No. 15: Russian rookie rows to gold at Worlds

Natalia Bolshakova set a world-best time and upset the top contenders at the 2013 World Rowing Championships. 17 Dec 2013
Natalia Bolshakova cheers after winning gold at the 2013 World Rowing Championships.

Luc Percival

By Justin A. Rice | For the IPC

“There is always room for perfection.”

When weather predictions caused her final race at the 2013 World Rowing Championships to be contested a day early this past August at Eton Dorney in Great Britain, Natalia Bolshakova was thrown for a loop.

The Russian rookie, competing in the women’s single sculls (ASW1x), was thrown off by about three seconds, that is, according to her coach Valery Bisarnov.

“If the final races started as it was initially scheduled, Natalia would set the world best not by 12 seconds, but by 15,” Bisarnov boldly stated. “It is (nerve racking) on the one hand. But on the other hand, we were nervous one day less.

“On 28 August we were planning to hold a tactical training (session), but it was replaced by the final race in the World Championships.”

Either way, Bolshakova’s destruction of the world-best time in the women’s single sculls AS A-final at the World Championships has been chosen as the No. 15 moment of the year by the International Paralympic Committee (IPC).

And if Bolshakova’s word-best time was in fact three seconds faster than what she logged, it would only have suspended her disbelief about being the word-record holder that much more.

“I still cannot get used to the fact that I’ve set the world best by 12 seconds,” she said. “I’ve shown the world-best time and this is a great merit of my coach Valery Bisarnov; my huge thanks to him. We’ve done a great job. And I’m really happy that I could justify his hopes.”

A humbled winner

For Bolshakova’s part, she said racing a day early did not make her more nervous than she already was throughout the entire competition. Despite those nerves, her coach’s confidence in her ability has clearly rubbed off on her confidence.

When asked how she was able to adjust to the last minute change she simply said, “Well, you can judge it by my results.”

But that’s not to say she is cocky or an ungracious winner. At the finish line, Bolshakova performed what was perhaps the best show of sportsmanship during the World Championships by presenting silver medallist, Birgit Skarstein, with a Russian nesting doll.

Like Bolshakova, Skarstein also burst onto the rowing scene this year and also recorded the fastest time in the heats two days before the final race.
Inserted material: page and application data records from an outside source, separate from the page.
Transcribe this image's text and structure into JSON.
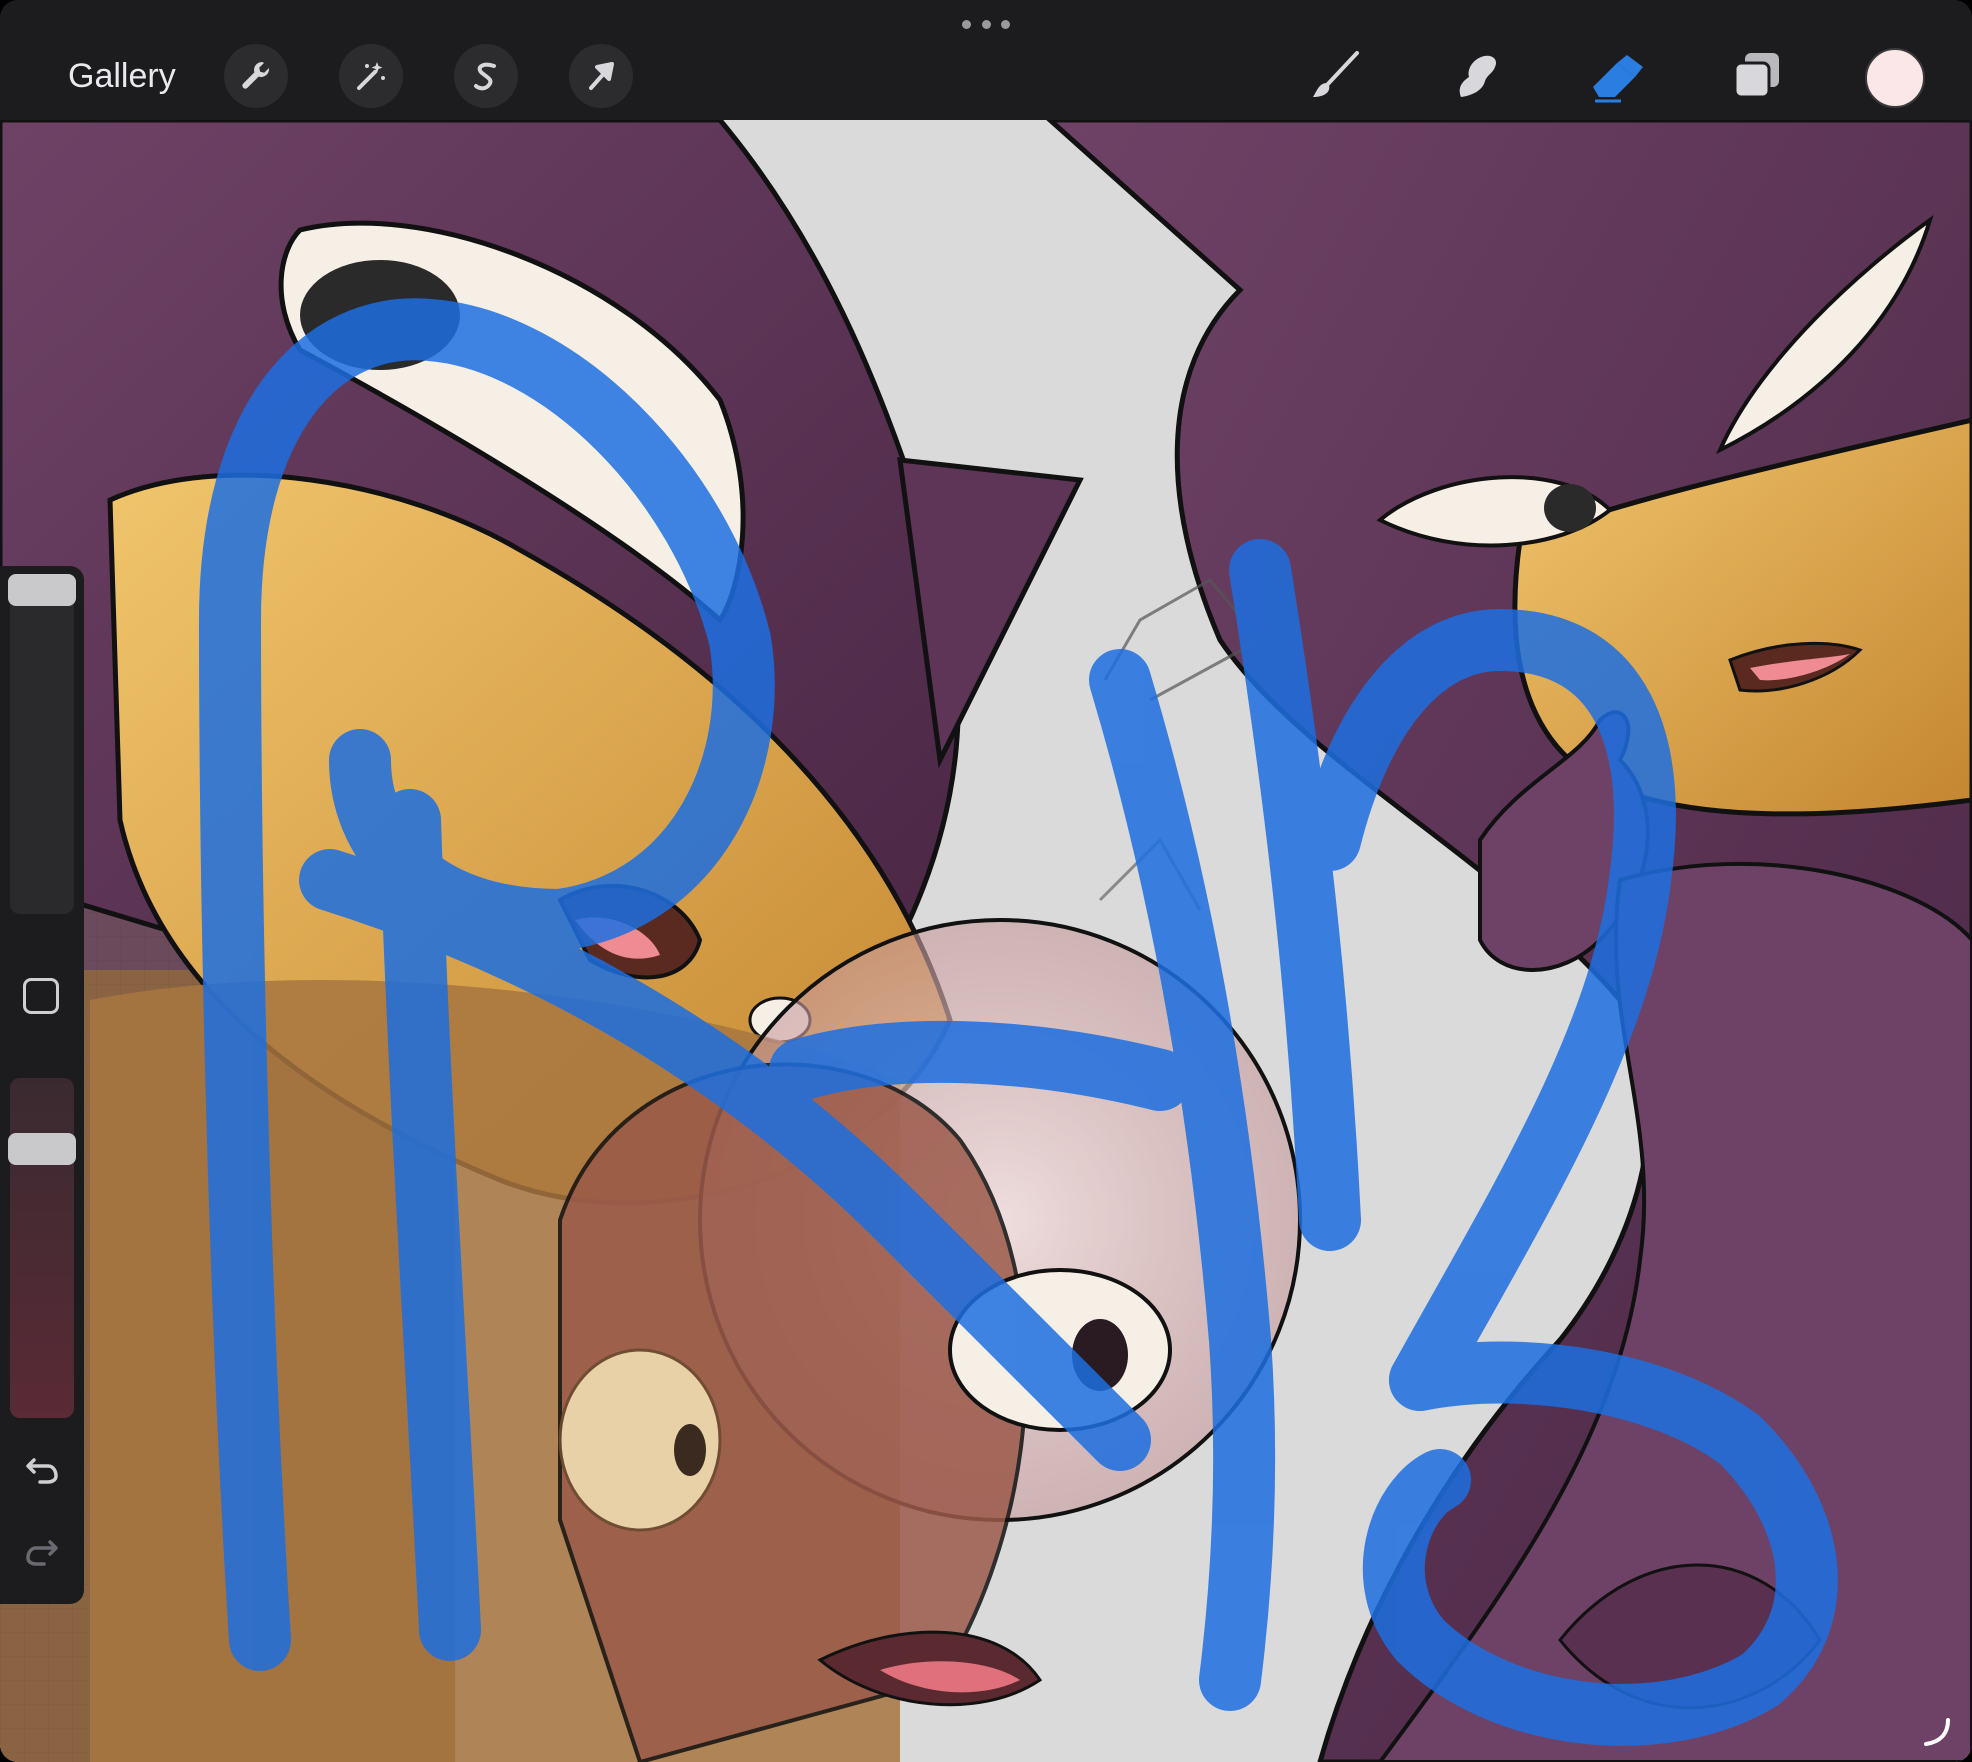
{
  "toolbar": {
    "gallery_label": "Gallery",
    "left_tools": [
      {
        "name": "actions",
        "icon": "wrench-icon"
      },
      {
        "name": "adjustments",
        "icon": "magic-wand-icon"
      },
      {
        "name": "selection",
        "icon": "selection-s-icon"
      },
      {
        "name": "transform",
        "icon": "arrow-cursor-icon"
      }
    ],
    "right_tools": [
      {
        "name": "brush",
        "icon": "brush-icon",
        "active": false
      },
      {
        "name": "smudge",
        "icon": "smudge-finger-icon",
        "active": false
      },
      {
        "name": "eraser",
        "icon": "eraser-icon",
        "active": true
      },
      {
        "name": "layers",
        "icon": "layers-icon",
        "active": false
      }
    ],
    "current_color": "#fbe6e8",
    "active_tool_color": "#2a7de1"
  },
  "sidebar": {
    "brush_size_level": 0.0,
    "brush_opacity_level": 0.18,
    "modify_icon": "square-modify-icon",
    "undo_icon": "undo-arrow-icon",
    "redo_icon": "redo-arrow-icon"
  },
  "canvas": {
    "background_color": "#dadada",
    "primary_art_color": "#5d3355",
    "skin_color": "#e6a84a",
    "stroke_color": "#1d6fe0"
  }
}
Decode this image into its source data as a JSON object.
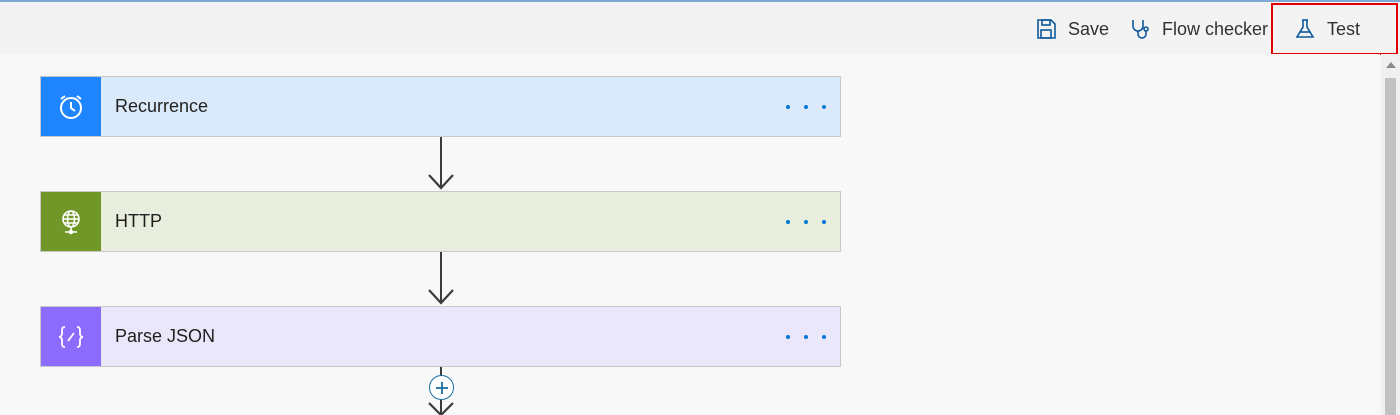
{
  "toolbar": {
    "save_label": "Save",
    "save_icon": "save-icon",
    "flow_checker_label": "Flow checker",
    "flow_checker_icon": "stethoscope-icon",
    "test_label": "Test",
    "test_icon": "flask-icon",
    "test_highlight_color": "#e00000"
  },
  "flow": {
    "steps": [
      {
        "title": "Recurrence",
        "icon": "alarm-clock-icon",
        "accent": "#1f85ff",
        "background": "#dbeafb"
      },
      {
        "title": "HTTP",
        "icon": "globe-icon",
        "accent": "#709727",
        "background": "#e8eedd"
      },
      {
        "title": "Parse JSON",
        "icon": "json-braces-icon",
        "accent": "#8c6cff",
        "background": "#ebe7fb"
      }
    ],
    "more_options_icon": "ellipsis-icon",
    "add_step_icon": "plus-icon",
    "link_color": "#0078d4"
  }
}
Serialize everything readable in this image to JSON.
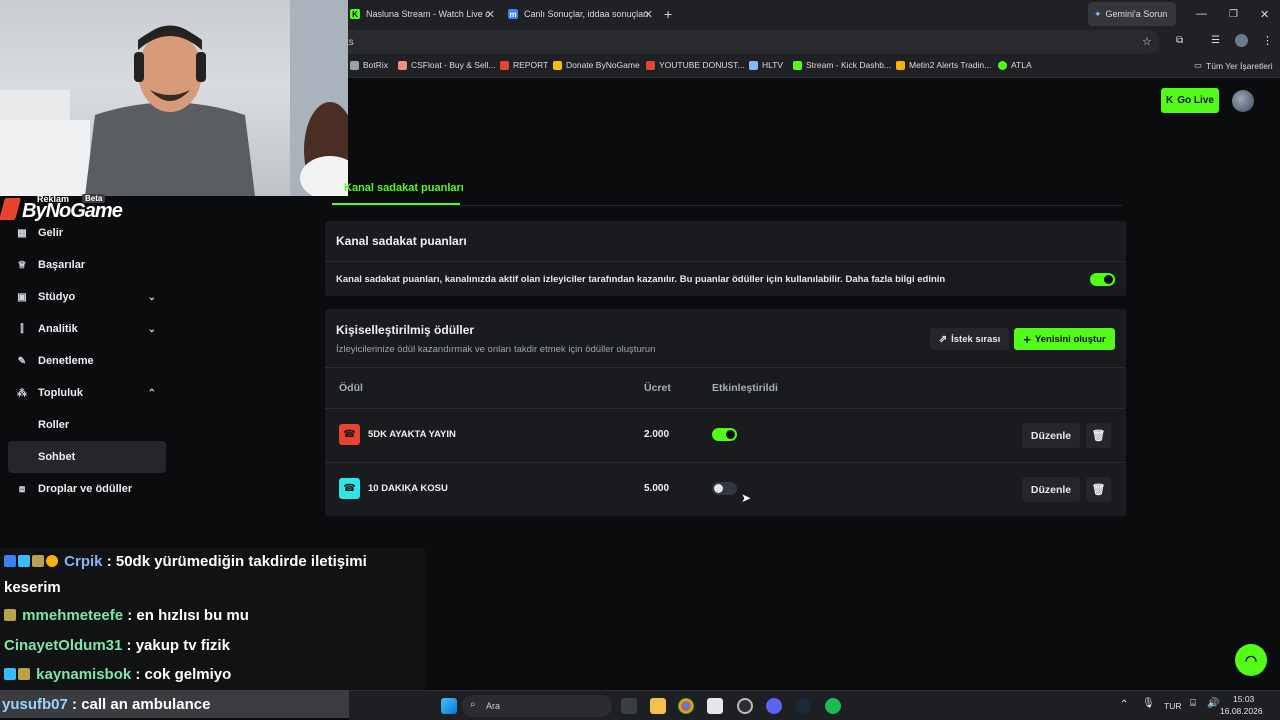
{
  "browser": {
    "tabs": [
      {
        "label": "Nasluna Stream - Watch Live o",
        "icon": "kick-icon"
      },
      {
        "label": "Canlı Sonuçlar, iddaa sonuçları",
        "icon": "m-icon"
      }
    ],
    "gemini_label": "Gemini'a Sorun",
    "url_text": "ts",
    "bookmarks": [
      "BotRix",
      "CSFloat - Buy & Sell...",
      "REPORT",
      "Donate ByNoGame",
      "YOUTUBE DONUST...",
      "HLTV",
      "Stream - Kick Dashb...",
      "Metin2 Alerts Tradin...",
      "ATLA"
    ],
    "all_bookmarks": "Tüm Yer İşaretleri"
  },
  "header": {
    "go_live": "Go Live"
  },
  "overlay": {
    "brand": "ByNoGame",
    "ad_label": "Reklam",
    "beta_label": "Beta"
  },
  "sidebar": {
    "items": [
      {
        "label": "Gelir",
        "icon": "chart-icon"
      },
      {
        "label": "Başarılar",
        "icon": "trophy-icon"
      },
      {
        "label": "Stüdyo",
        "icon": "studio-icon"
      },
      {
        "label": "Analitik",
        "icon": "analytics-icon"
      },
      {
        "label": "Denetleme",
        "icon": "wrench-icon"
      },
      {
        "label": "Topluluk",
        "icon": "community-icon"
      },
      {
        "label": "Roller"
      },
      {
        "label": "Sohbet"
      },
      {
        "label": "Droplar ve ödüller",
        "icon": "drops-icon"
      }
    ]
  },
  "page": {
    "tab_label": "Kanal sadakat puanları"
  },
  "loyalty": {
    "title": "Kanal sadakat puanları",
    "description": "Kanal sadakat puanları, kanalınızda aktif olan izleyiciler tarafından kazanılır. Bu puanlar ödüller için kullanılabilir. Daha fazla bilgi edinin",
    "enabled": true
  },
  "rewards": {
    "title": "Kişiselleştirilmiş ödüller",
    "subtitle": "İzleyicilerinize ödül kazandırmak ve onları takdir etmek için ödüller oluşturun",
    "queue_button": "İstek sırası",
    "create_button": "Yenisini oluştur",
    "columns": {
      "reward": "Ödül",
      "cost": "Ücret",
      "enabled": "Etkinleştirildi"
    },
    "edit_label": "Düzenle",
    "items": [
      {
        "name": "5DK AYAKTA YAYIN",
        "cost": "2.000",
        "enabled": true,
        "color": "#e8432f"
      },
      {
        "name": "10 DAKIKA KOSU",
        "cost": "5.000",
        "enabled": false,
        "color": "#2ee6e6"
      }
    ]
  },
  "chat": {
    "messages": [
      {
        "user": "Crpik",
        "text": ": 50dk yürümediğin takdirde iletişimi",
        "cont": "keserim"
      },
      {
        "user": "mmehmeteefe",
        "text": ": en hızlısı bu mu"
      },
      {
        "user": "CinayetOldum31",
        "text": ": yakup tv fizik"
      },
      {
        "user": "kaynamisbok",
        "text": ": cok gelmiyo"
      },
      {
        "user": "yusufb07",
        "text": ": call an ambulance"
      }
    ]
  },
  "taskbar": {
    "search_placeholder": "Ara",
    "lang": "TUR",
    "time": "15:03",
    "date": "16.08.2026"
  },
  "colors": {
    "accent": "#53fc18",
    "background": "#0b0c0e",
    "card": "#191b1f"
  }
}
They also both collected wins against Paralympic champion Alla Lysenko of Ukraine this year.

But despite taking the early lead in the final race, Skarstein was overtaken by Bolshakova midway through the race and ultimately finished second as Bolshakova’s time (5:13.95) shattered the world-best (5:25.17) set by Lysenko in 2009.

“I gave her a Russian nesting doll, called a Matryoshka,” Bolshakova said of the Norwegian sculler. “I think it’s a very symbolic gift. I really liked Birgit. She is always smiling. She is a very cheerful and friendly person. But she is also a worthy opponent. We should always learn from our rivals.”

Rivalries unfold

Those rivals will surely be coming after her even harder in the run-up to the Rio 2016 Paralympic Games.

“I think that next year and in 2016 the rivalry will be much more keen and intensive,” Bolshakova said. “But it is good. It pushes me to train harder to defend my title.”

When asked what she needs to do to capture those three seconds to better her world-best mark that her coach believes she would have if the race was run as originally scheduled, Bolshakova simply said she will work harder.

“I will train hard and time will show,” she said.

Of course, her coach had slightly more to say on the subject.

“The rivalry will be much more keen and intensive but we should defend the title. It is a must,” Bisarnov said.

“I think we could (set a faster time), but we should keep training and training and training.

“There is always room for perfection.”